As the dollar slipped, the euro rose to within a whisker of a one-year high, with traders betting the European Central Bank's (ECB) fight against inflation still has a way to go.
Figures released on Wednesday showed US consumer price index (CPI) inflation came it at 5per cent year-on-year in March, down from 6per cent in February.
Core inflation - which strips out volatile food and energy prices - picked up to 5.6per cent, from 5.5per cent the previous month.
The dollar dropped after the data was released and weakened further on Thursday, helping the euro rise to a two-month high of $1.1032 - just off the one-year peak of $1.1034 touched in early February. The euro was last up 0.2per cent at $1.101.
The dollar index, which measures the greenback against six major peers, fell to 101.2, its lowest since the start of February. It was on track for its fifth straight weekly drop and last stood 0.15per cent lower at 101.33.
"We have seen a dramatic swing in interest differentials in favour of the euro," said Ben Laidler, global markets strategist at eToro.
"The combination of falling U.S. inflation and rising recession risks have driven expectations of three Fed interest rate cuts this year compared to further hikes from the still-hawkish ECB."
WATCH BOND YIELDS
Expectations that interest rates and bond yields will stay high in the euro zone but fall in the U.S. is making the euro look more attractive, analysts said.
Minutes from the Fed's March meeting, also released on Wednesday, showed several officials considered pausing rate hikes after the failure of Silicon Valley Bank. The Fed ended up hiking by 25 basis points (bps) to a range of 4.75per cent to 5per cent.

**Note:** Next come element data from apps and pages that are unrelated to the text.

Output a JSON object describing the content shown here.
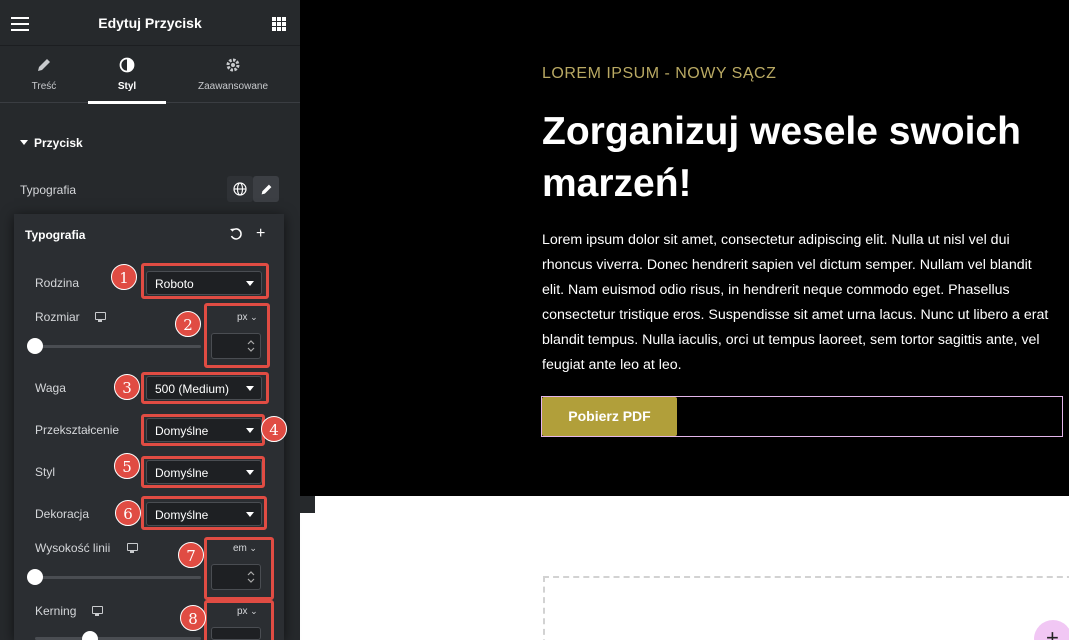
{
  "panel": {
    "title": "Edytuj Przycisk",
    "tabs": [
      {
        "label": "Treść",
        "icon": "pencil-icon"
      },
      {
        "label": "Styl",
        "icon": "half-circle-icon",
        "active": true
      },
      {
        "label": "Zaawansowane",
        "icon": "gear-icon"
      }
    ],
    "section_title": "Przycisk",
    "typography_label": "Typografia"
  },
  "popover": {
    "title": "Typografia",
    "fields": {
      "family": {
        "label": "Rodzina",
        "value": "Roboto"
      },
      "size": {
        "label": "Rozmiar",
        "unit": "px",
        "value": ""
      },
      "weight": {
        "label": "Waga",
        "value": "500 (Medium)"
      },
      "transform": {
        "label": "Przekształcenie",
        "value": "Domyślne"
      },
      "style": {
        "label": "Styl",
        "value": "Domyślne"
      },
      "decoration": {
        "label": "Dekoracja",
        "value": "Domyślne"
      },
      "line_height": {
        "label": "Wysokość linii",
        "unit": "em",
        "value": ""
      },
      "kerning": {
        "label": "Kerning",
        "unit": "px",
        "value": ""
      }
    }
  },
  "annotations": [
    "1",
    "2",
    "3",
    "4",
    "5",
    "6",
    "7",
    "8"
  ],
  "preview": {
    "eyebrow": "LOREM IPSUM - NOWY SĄCZ",
    "headline": "Zorganizuj wesele swoich marzeń!",
    "body": "Lorem ipsum dolor sit amet, consectetur adipiscing elit. Nulla ut nisl vel dui rhoncus viverra. Donec hendrerit sapien vel dictum semper. Nullam vel blandit elit. Nam euismod odio risus, in hendrerit neque commodo eget. Phasellus consectetur tristique eros. Suspendisse sit amet urna lacus. Nunc ut libero a erat blandit tempus. Nulla iaculis, orci ut tempus laoreet, sem tortor sagittis ante, vel feugiat ante leo at leo.",
    "button_label": "Pobierz PDF",
    "add_icon": "+"
  },
  "colors": {
    "accent_gold": "#b19f3a",
    "annotation_red": "#e04c43",
    "panel_bg": "#26292c"
  }
}
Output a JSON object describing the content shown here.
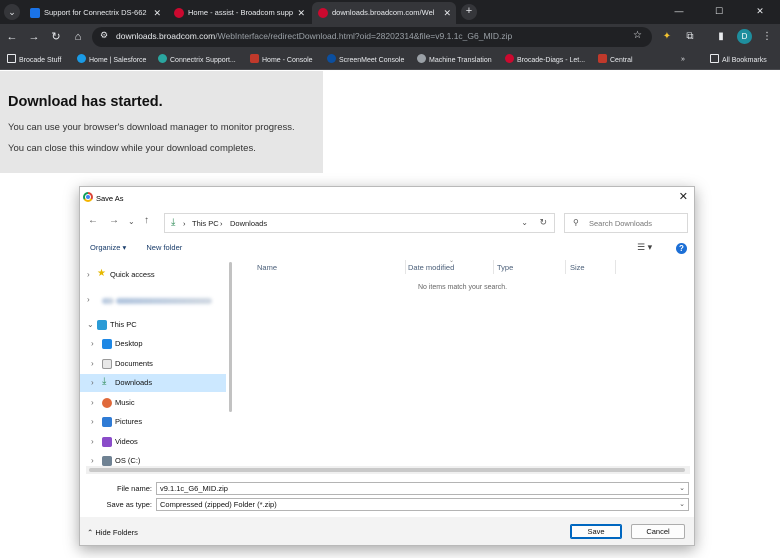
{
  "browser": {
    "tabs": [
      {
        "title": "Support for Connectrix DS-662",
        "active": false
      },
      {
        "title": "Home - assist - Broadcom supp",
        "active": false
      },
      {
        "title": "downloads.broadcom.com/Wel",
        "active": true
      }
    ],
    "url_host": "downloads.broadcom.com",
    "url_path": "/WebInterface/redirectDownload.html?oid=28202314&file=v9.1.1c_G6_MID.zip",
    "profile_initial": "D",
    "bookmarks": [
      {
        "label": "Brocade Stuff",
        "icon": "folder"
      },
      {
        "label": "Home | Salesforce",
        "icon": "salesforce"
      },
      {
        "label": "Connectrix Support...",
        "icon": "connectrix"
      },
      {
        "label": "Home - Console",
        "icon": "pr"
      },
      {
        "label": "ScreenMeet Console",
        "icon": "screenmeet"
      },
      {
        "label": "Machine Translation",
        "icon": "translate"
      },
      {
        "label": "Brocade-Diags - Let...",
        "icon": "broadcom"
      },
      {
        "label": "Central",
        "icon": "pr"
      }
    ],
    "all_bookmarks": "All Bookmarks"
  },
  "page": {
    "title": "Download has started.",
    "line1": "You can use your browser's download manager to monitor progress.",
    "line2": "You can close this window while your download completes."
  },
  "dialog": {
    "title": "Save As",
    "breadcrumb": [
      "This PC",
      "Downloads"
    ],
    "search_placeholder": "Search Downloads",
    "organize": "Organize",
    "new_folder": "New folder",
    "tree": [
      {
        "label": "Quick access",
        "icon": "star-icon"
      },
      {
        "label": "",
        "icon": "cloud-icon",
        "blurred": true
      },
      {
        "label": "This PC",
        "icon": "computer-icon"
      },
      {
        "label": "Desktop",
        "icon": "desktop-icon"
      },
      {
        "label": "Documents",
        "icon": "documents-icon"
      },
      {
        "label": "Downloads",
        "icon": "download-icon",
        "selected": true
      },
      {
        "label": "Music",
        "icon": "music-icon"
      },
      {
        "label": "Pictures",
        "icon": "pictures-icon"
      },
      {
        "label": "Videos",
        "icon": "videos-icon"
      },
      {
        "label": "OS (C:)",
        "icon": "drive-icon"
      }
    ],
    "columns": [
      "Name",
      "Date modified",
      "Type",
      "Size"
    ],
    "empty_message": "No items match your search.",
    "file_name_label": "File name:",
    "file_name": "v9.1.1c_G6_MID.zip",
    "save_type_label": "Save as type:",
    "save_type": "Compressed (zipped) Folder (*.zip)",
    "hide_folders": "Hide Folders",
    "save": "Save",
    "cancel": "Cancel"
  }
}
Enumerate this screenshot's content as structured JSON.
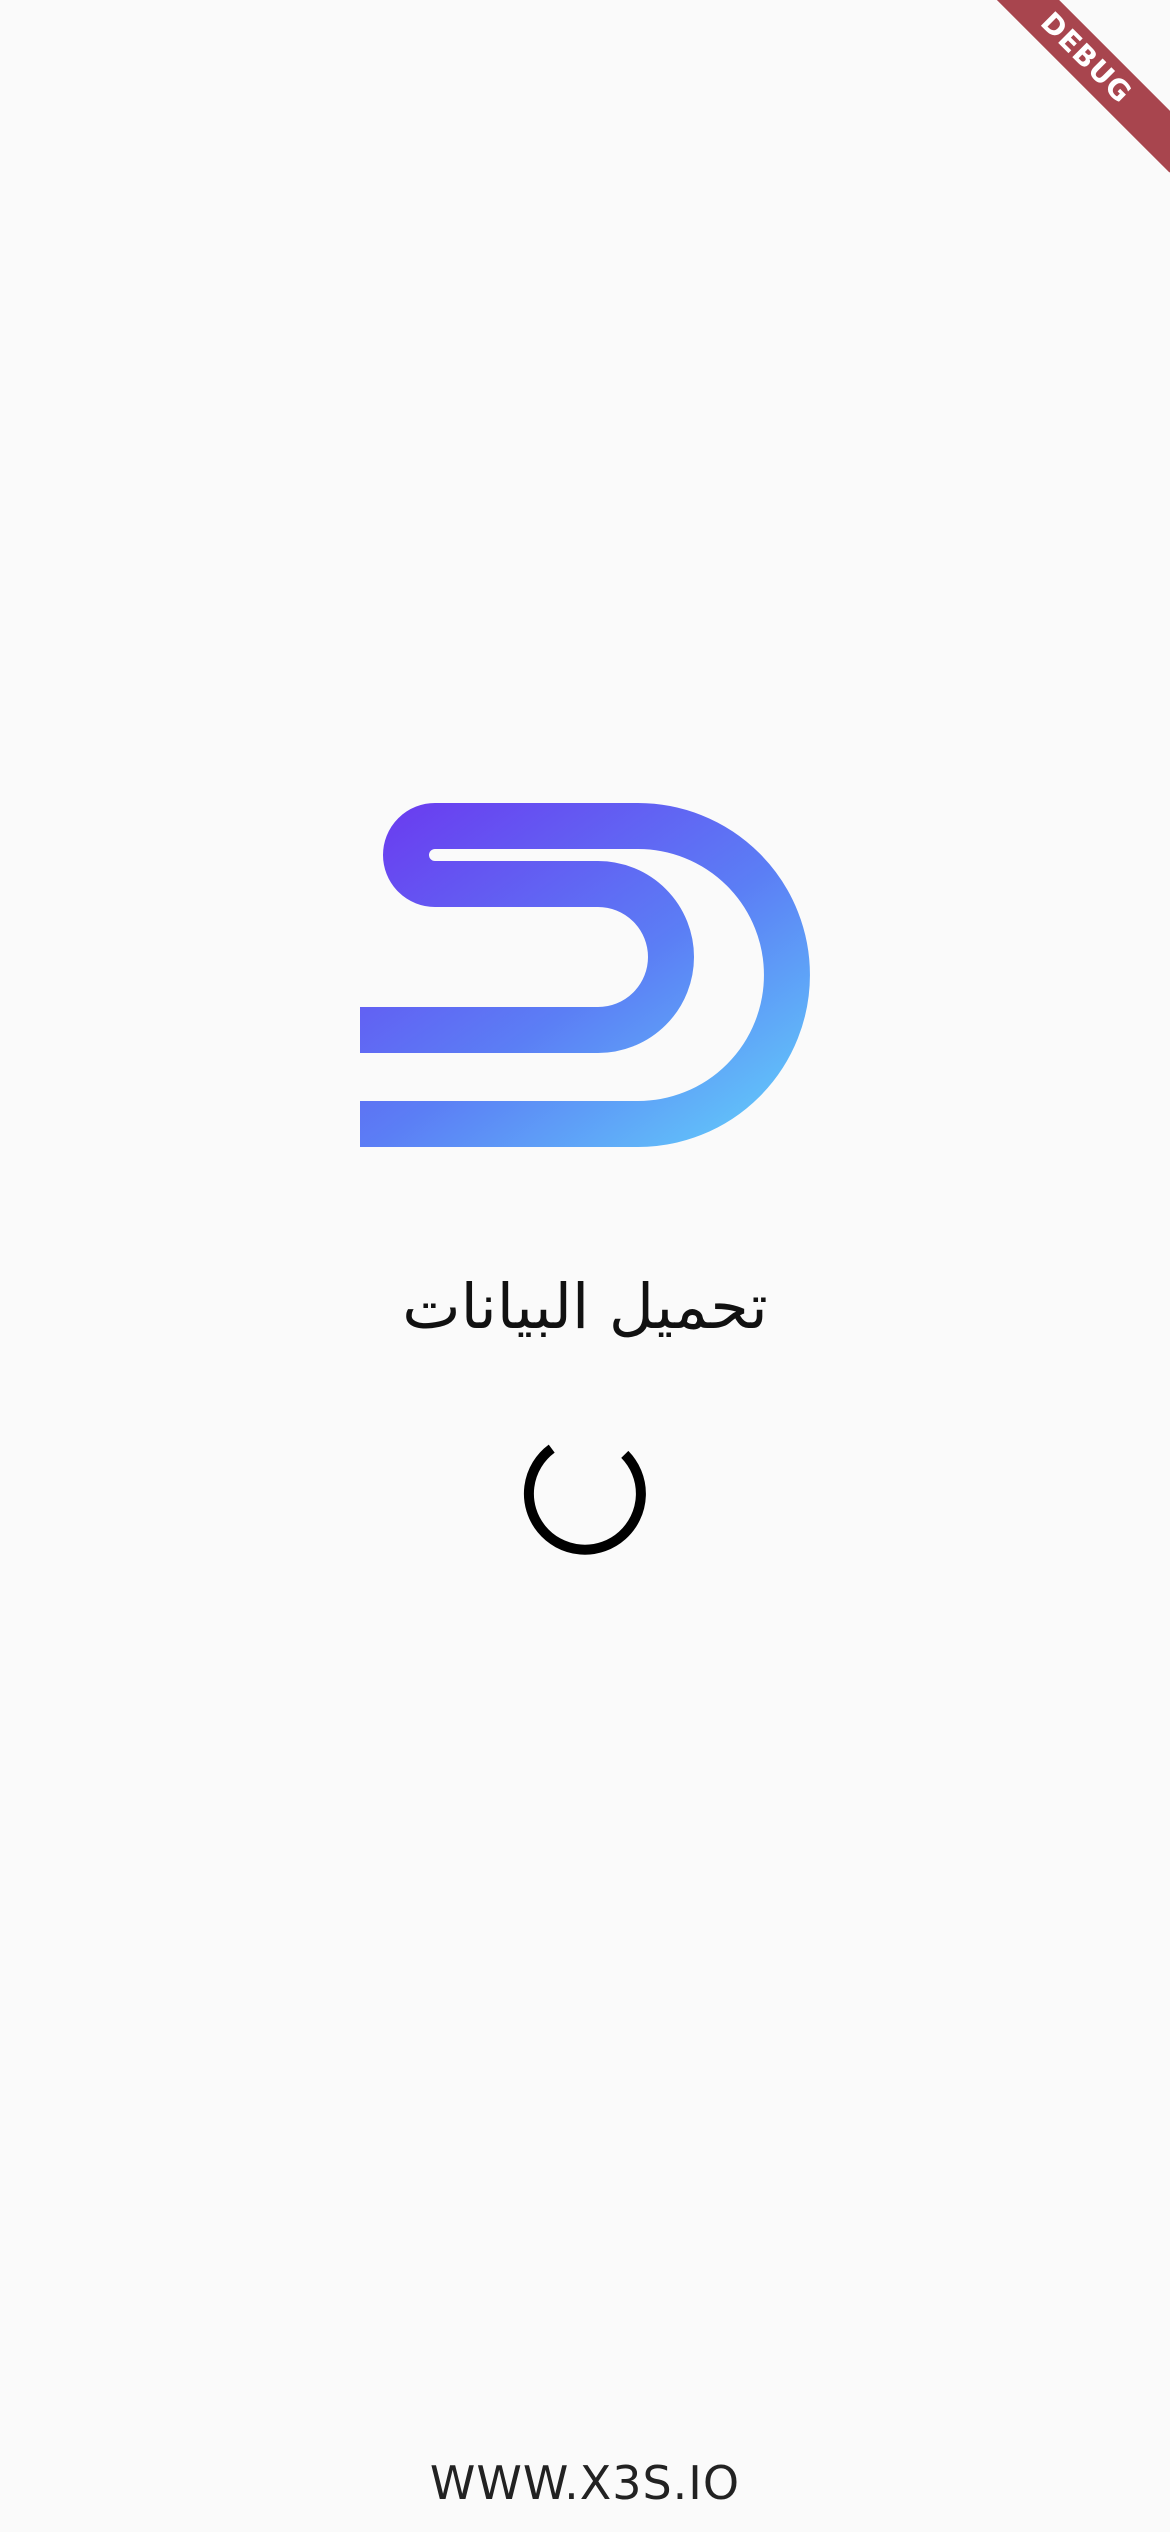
{
  "debug_banner": {
    "label": "DEBUG",
    "color": "#a8454e"
  },
  "logo": {
    "name": "s-logo",
    "gradient": [
      "#6a3cf0",
      "#5b7ef5",
      "#62c8fa"
    ]
  },
  "loading": {
    "text": "تحميل البيانات"
  },
  "spinner": {
    "icon": "loading-spinner-icon"
  },
  "footer": {
    "url": "WWW.X3S.IO"
  }
}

Yet ECB officials look set to keep raising rates. Sources told Reuters that the consensus is converging on a 25 bps increase in May, although some more "hawkish" rate-setters such as Austria's Robert Holzmann are pushing for 50 bps. The main interest rate currently stands at 3per cent.
Euro zone bond yields rose sharply on Wednesday, narrowing the gap between German and U.S. 10-year borrowing costs to its smallest in two years.
The dollar was little changed against Japan's yen at 133.19, after falling 0.39per cent in the previous session.
New Bank of Japan Governor Kazuo Ueda on Wednesday indicated he was concerned about tightening monetary policy too early and failing to push inflation sustainably to 2per cent.
Britain's pound hit a 10-month high of $1.253. It was last up 0.2per cent at $1.251, on track for its third straight daily gain.
Data on Thursday showed the British economy stagnated in February as strikes by public sector workers hit output.
Meanwhile, the dollar fell to a 26-month low against the Swiss franc at 0.8898. The franc is traditionally seen as a safe haven at times of stress.
John Hardy, head of FX strategy at Saxo Bank, said he expected the dollar to grind lower from here as inflation cools and the economy slows.
"It encourages dollar weakness, as long as we don't get a major recession or a major reheating," Hardy said. "Nothing massive, we're just looking for an extension of the weakness."
Pricing in derivatives markets shows traders think there's a roughly 70per cent chance the Fed will raise rates by 25 bps again in May, and a 30per cent chance it does nothing. They expect rates to fall to around 4.375per cent by the end of the year.
By contrast, traders expect the ECB's main interest rate to peak at around 3.7per cent by November._Reuters